What to produce: Please restate the data word for word, in full.

● ● ●

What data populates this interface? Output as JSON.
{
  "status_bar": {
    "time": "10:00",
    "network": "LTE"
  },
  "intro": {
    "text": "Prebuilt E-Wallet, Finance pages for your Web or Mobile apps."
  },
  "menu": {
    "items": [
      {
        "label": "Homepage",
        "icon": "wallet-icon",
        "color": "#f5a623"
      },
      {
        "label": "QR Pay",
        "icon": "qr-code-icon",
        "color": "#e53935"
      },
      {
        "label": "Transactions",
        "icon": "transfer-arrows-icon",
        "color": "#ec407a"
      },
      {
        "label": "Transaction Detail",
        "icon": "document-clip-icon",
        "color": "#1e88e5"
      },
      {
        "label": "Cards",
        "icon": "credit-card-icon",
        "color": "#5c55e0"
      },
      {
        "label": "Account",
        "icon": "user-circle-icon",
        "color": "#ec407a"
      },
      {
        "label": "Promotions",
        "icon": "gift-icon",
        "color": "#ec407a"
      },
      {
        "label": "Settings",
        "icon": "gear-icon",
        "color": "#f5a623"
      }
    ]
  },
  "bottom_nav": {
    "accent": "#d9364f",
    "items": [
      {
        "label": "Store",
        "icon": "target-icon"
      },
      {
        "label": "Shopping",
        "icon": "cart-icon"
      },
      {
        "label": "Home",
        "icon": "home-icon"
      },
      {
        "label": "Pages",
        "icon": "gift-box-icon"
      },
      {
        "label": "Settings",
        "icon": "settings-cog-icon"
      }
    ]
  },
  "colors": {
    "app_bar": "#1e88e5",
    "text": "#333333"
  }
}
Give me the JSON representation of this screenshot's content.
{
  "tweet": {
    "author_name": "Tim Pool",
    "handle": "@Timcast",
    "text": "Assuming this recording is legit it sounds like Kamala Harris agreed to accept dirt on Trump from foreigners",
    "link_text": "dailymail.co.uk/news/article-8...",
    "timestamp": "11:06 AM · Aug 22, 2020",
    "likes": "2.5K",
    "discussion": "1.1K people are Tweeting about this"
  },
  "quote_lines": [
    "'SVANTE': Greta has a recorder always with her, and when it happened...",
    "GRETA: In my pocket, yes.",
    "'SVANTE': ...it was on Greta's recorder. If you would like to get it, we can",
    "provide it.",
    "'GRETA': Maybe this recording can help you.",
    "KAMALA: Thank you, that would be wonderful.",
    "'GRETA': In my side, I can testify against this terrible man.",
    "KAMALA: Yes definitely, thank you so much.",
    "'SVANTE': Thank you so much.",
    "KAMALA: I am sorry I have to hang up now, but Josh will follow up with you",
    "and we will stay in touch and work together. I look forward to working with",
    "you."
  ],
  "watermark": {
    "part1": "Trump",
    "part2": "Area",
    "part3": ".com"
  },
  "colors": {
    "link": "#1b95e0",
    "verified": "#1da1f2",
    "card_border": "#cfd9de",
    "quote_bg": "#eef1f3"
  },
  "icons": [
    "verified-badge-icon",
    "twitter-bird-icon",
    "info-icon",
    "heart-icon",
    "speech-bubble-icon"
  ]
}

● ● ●

Response:
What data populates this interface? Output as JSON.
{
  "status_bar": {
    "time": "10:00",
    "network": "LTE"
  },
  "intro": {
    "text": "Prebuilt E-Wallet, Finance pages for your Web or Mobile apps."
  },
  "menu": {
    "items": [
      {
        "label": "Homepage",
        "icon": "wallet-icon",
        "color": "#f5a623"
      },
      {
        "label": "QR Pay",
        "icon": "qr-code-icon",
        "color": "#e53935"
      },
      {
        "label": "Transactions",
        "icon": "transfer-arrows-icon",
        "color": "#ec407a"
      },
      {
        "label": "Transaction Detail",
        "icon": "document-clip-icon",
        "color": "#1e88e5"
      },
      {
        "label": "Cards",
        "icon": "credit-card-icon",
        "color": "#5c55e0"
      },
      {
        "label": "Account",
        "icon": "user-circle-icon",
        "color": "#ec407a"
      },
      {
        "label": "Promotions",
        "icon": "gift-icon",
        "color": "#ec407a"
      },
      {
        "label": "Settings",
        "icon": "gear-icon",
        "color": "#f5a623"
      }
    ]
  },
  "bottom_nav": {
    "accent": "#d9364f",
    "items": [
      {
        "label": "Store",
        "icon": "target-icon"
      },
      {
        "label": "Shopping",
        "icon": "cart-icon"
      },
      {
        "label": "Home",
        "icon": "home-icon"
      },
      {
        "label": "Pages",
        "icon": "gift-box-icon"
      },
      {
        "label": "Settings",
        "icon": "settings-cog-icon"
      }
    ]
  },
  "colors": {
    "app_bar": "#1e88e5",
    "text": "#333333"
  }
}
Give me the JSON representation of this screenshot's content.
{
  "tweet": {
    "author_name": "Tim Pool",
    "handle": "@Timcast",
    "text": "Assuming this recording is legit it sounds like Kamala Harris agreed to accept dirt on Trump from foreigners",
    "link_text": "dailymail.co.uk/news/article-8...",
    "timestamp": "11:06 AM · Aug 22, 2020",
    "likes": "2.5K",
    "discussion": "1.1K people are Tweeting about this"
  },
  "quote_lines": [
    "'SVANTE': Greta has a recorder always with her, and when it happened...",
    "GRETA: In my pocket, yes.",
    "'SVANTE': ...it was on Greta's recorder. If you would like to get it, we can",
    "provide it.",
    "'GRETA': Maybe this recording can help you.",
    "KAMALA: Thank you, that would be wonderful.",
    "'GRETA': In my side, I can testify against this terrible man.",
    "KAMALA: Yes definitely, thank you so much.",
    "'SVANTE': Thank you so much.",
    "KAMALA: I am sorry I have to hang up now, but Josh will follow up with you",
    "and we will stay in touch and work together. I look forward to working with",
    "you."
  ],
  "watermark": {
    "part1": "Trump",
    "part2": "Area",
    "part3": ".com"
  },
  "colors": {
    "link": "#1b95e0",
    "verified": "#1da1f2",
    "card_border": "#cfd9de",
    "quote_bg": "#eef1f3"
  },
  "icons": [
    "verified-badge-icon",
    "twitter-bird-icon",
    "info-icon",
    "heart-icon",
    "speech-bubble-icon"
  ]
}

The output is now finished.